Some people have to experience things on their own before acknowledging/accepting reality. I ride ATGATT because I assess the risk without the need to first experience the consequences.
Just my personal opinion.
Right, Bob. Too often we need to face calamity before we accept reality.
Great topic Ken…and very appropos, as a fitting item on one’s holiday wish list could be some protective gear!
One line in particular stood out to me: “Think about this: Imagine how foolish and remorseful you’d be if you crashed in your t-shirt and jeans while all your best protective gear is hanging in the closet.” My only road “get-off” was about 1 mile from my home, on a hot summer day where I went out to the bike with just my helmet and jeans…sat on it…and thought, “man, even though I’m only going on a 5-mile-roundtrip-errand, I should go get my summer jacket.” Good thing I did – because I soon found myself on the asphalt due to a surprise dear “attack.” Without that jacket and armor, I undoubtedly would have a different kind of tattoo on my arm.
I just ordered one of these to augment my ATGATT:
http://www.greatamericantrek.com/wear-leatt-neck-brace/ another motoref I know always wears one after being rear-ended at low speed by a team car during a race…
I use the RR (road racing) version on the racetrack: https://www.ridinginthezone.com/product-review-leatt-stx-rr-neck-brace/
What an absolute spot on article. I ride a Harley and in my state of NJ I actually think I am the only one that rides a Harley wearing full gear. On a forum I frequent there is constant bashing back and forth about this subject and you really explained it clearly. Gear does not make you any safer. I have the same risk riding with or without gear. Granny in the Buick Regal is not going to hold off pulling out in front of me because she sees I have an armored jacket and armored pants on. The gear will give me a higher chance of survival and less injury (barring heavy direct impact or getting squashed by a semi) then someone without gear. That’s it. It also shouldn’t give a pass to ride more aggressively either. Excellent excellent write up!

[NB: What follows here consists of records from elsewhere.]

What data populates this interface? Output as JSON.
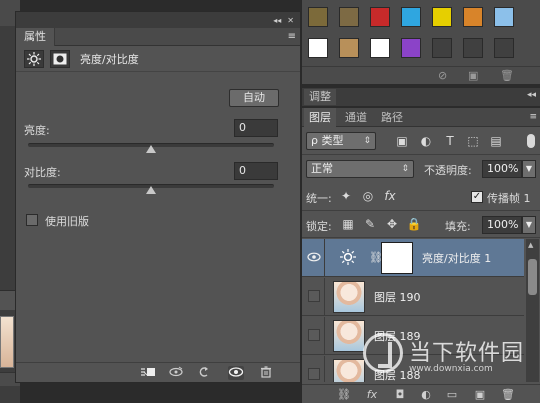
{
  "properties_panel": {
    "collapse_glyph": "◂◂",
    "close_glyph": "✕",
    "tab_label": "属性",
    "menu_glyph": "≡",
    "adjustment_name": "亮度/对比度",
    "auto_button": "自动",
    "brightness": {
      "label": "亮度:",
      "value": "0",
      "level": 0.5
    },
    "contrast": {
      "label": "对比度:",
      "value": "0",
      "level": 0.5
    },
    "legacy_checkbox": {
      "label": "使用旧版",
      "checked": false
    },
    "bottom_icons": [
      "clip-to-layer-icon",
      "view-previous-state-icon",
      "reset-icon",
      "toggle-visibility-icon",
      "delete-icon"
    ]
  },
  "swatches_panel": {
    "swatch_colors": [
      "#7c6a3a",
      "#7d6a44",
      "#c72a2a",
      "#2fa6e0",
      "#e6cf00",
      "#d8842a",
      "#8cc0ea",
      "#ffffff",
      "#b8905a",
      "#ffffff",
      "#8b43c8",
      "#404040",
      "#404040",
      "#404040"
    ],
    "bottom_icons": [
      "no-icon",
      "new-swatch-icon",
      "delete-icon"
    ]
  },
  "adjustments_tab": {
    "label": "调整",
    "collapse_glyph": "◂◂"
  },
  "layers_panel": {
    "tabs": [
      "图层",
      "通道",
      "路径"
    ],
    "active_tab": 0,
    "menu_glyph": "≡",
    "filter_kind": "ρ 类型",
    "blend_mode": "正常",
    "opacity_label": "不透明度:",
    "opacity_value": "100%",
    "unify_label": "统一:",
    "propagate_label": "传播帧 1",
    "lock_label": "锁定:",
    "fill_label": "填充:",
    "fill_value": "100%",
    "layers": [
      {
        "name": "亮度/对比度 1",
        "type": "adjustment",
        "visible": true,
        "selected": true
      },
      {
        "name": "图层 190",
        "type": "image",
        "visible": false,
        "selected": false
      },
      {
        "name": "图层 189",
        "type": "image",
        "visible": false,
        "selected": false
      },
      {
        "name": "图层 188",
        "type": "image",
        "visible": false,
        "selected": false
      }
    ],
    "bottom_icons": [
      "link-icon",
      "fx-icon",
      "mask-icon",
      "adjustment-icon",
      "folder-icon",
      "new-layer-icon",
      "delete-icon"
    ]
  },
  "watermark": {
    "name": "当下软件园",
    "url": "www.downxia.com"
  }
}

What about the basic financial advantages of wearing gear? Spending $1000. on gear will almost surely be cheaper than the medical bills (even just co-pays), lost wages, and pain of a motorcycle accident.
I couldn’t agree more.